» PROBLEM DESCRIPTION:
For the records below, say how many lines contain the string "Control". Give the number only.

» MATERIAL SUPPLIED:
----

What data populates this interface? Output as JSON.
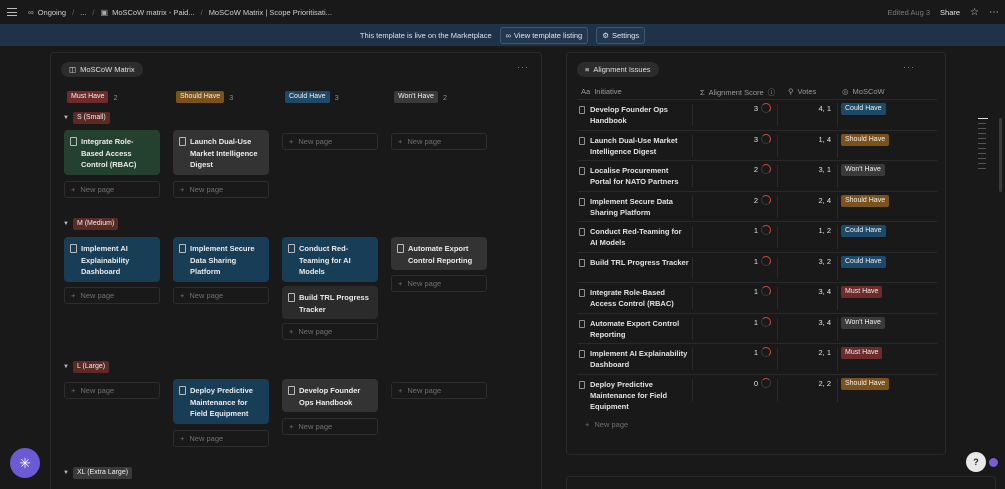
{
  "topbar": {
    "breadcrumbs": [
      "Ongoing",
      "...",
      "MoSCoW matrix - Paid...",
      "MoSCoW Matrix | Scope Prioritisati..."
    ],
    "edited": "Edited Aug 3",
    "share": "Share"
  },
  "banner": {
    "text": "This template is live on the Marketplace",
    "listing_button": "View template listing",
    "settings_button": "Settings"
  },
  "board": {
    "view_name": "MoSCoW Matrix",
    "columns": [
      {
        "label": "Must Have",
        "count": "2"
      },
      {
        "label": "Should Have",
        "count": "3"
      },
      {
        "label": "Could Have",
        "count": "3"
      },
      {
        "label": "Won't Have",
        "count": "2"
      }
    ],
    "groups": [
      "S (Small)",
      "M (Medium)",
      "L (Large)",
      "XL (Extra Large)"
    ],
    "cards": {
      "s_must": "Integrate Role-Based Access Control (RBAC)",
      "s_should": "Launch Dual-Use Market Intelligence Digest",
      "m_must": "Implement AI Explainability Dashboard",
      "m_should": "Implement Secure Data Sharing Platform",
      "m_could_1": "Conduct Red-Teaming for AI Models",
      "m_could_2": "Build TRL Progress Tracker",
      "m_wont": "Automate Export Control Reporting",
      "l_should": "Deploy Predictive Maintenance for Field Equipment",
      "l_could": "Develop Founder Ops Handbook"
    },
    "new_page": "New page"
  },
  "table": {
    "view_name": "Alignment Issues",
    "headers": {
      "initiative": "Initiative",
      "score": "Alignment Score",
      "votes": "Votes",
      "moscow": "MoSCoW"
    },
    "rows": [
      {
        "name": "Develop Founder Ops Handbook",
        "score": "3",
        "votes": "4, 1",
        "moscow": "Could Have"
      },
      {
        "name": "Launch Dual-Use Market Intelligence Digest",
        "score": "3",
        "votes": "1, 4",
        "moscow": "Should Have"
      },
      {
        "name": "Localise Procurement Portal for NATO Partners",
        "score": "2",
        "votes": "3, 1",
        "moscow": "Won't Have"
      },
      {
        "name": "Implement Secure Data Sharing Platform",
        "score": "2",
        "votes": "2, 4",
        "moscow": "Should Have"
      },
      {
        "name": "Conduct Red-Teaming for AI Models",
        "score": "1",
        "votes": "1, 2",
        "moscow": "Could Have"
      },
      {
        "name": "Build TRL Progress Tracker",
        "score": "1",
        "votes": "3, 2",
        "moscow": "Could Have"
      },
      {
        "name": "Integrate Role-Based Access Control (RBAC)",
        "score": "1",
        "votes": "3, 4",
        "moscow": "Must Have"
      },
      {
        "name": "Automate Export Control Reporting",
        "score": "1",
        "votes": "3, 4",
        "moscow": "Won't Have"
      },
      {
        "name": "Implement AI Explainability Dashboard",
        "score": "1",
        "votes": "2, 1",
        "moscow": "Must Have"
      },
      {
        "name": "Deploy Predictive Maintenance for Field Equipment",
        "score": "0",
        "votes": "2, 2",
        "moscow": "Should Have"
      }
    ],
    "new_page": "New page"
  },
  "colors": {
    "must": "#6e2b2b",
    "should": "#7b5219",
    "could": "#1e4a6a",
    "wont": "#3a3a3a",
    "banner": "#1f3248",
    "fab": "#6a5ad6"
  },
  "icons": [
    "menu-icon",
    "link-icon",
    "page-icon",
    "star-icon",
    "more-icon",
    "gear-icon",
    "board-icon",
    "table-icon",
    "doc-icon",
    "plus-icon",
    "sigma-icon",
    "search-icon",
    "target-icon",
    "text-icon",
    "help-icon"
  ]
}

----

» ANSWER AREA:
4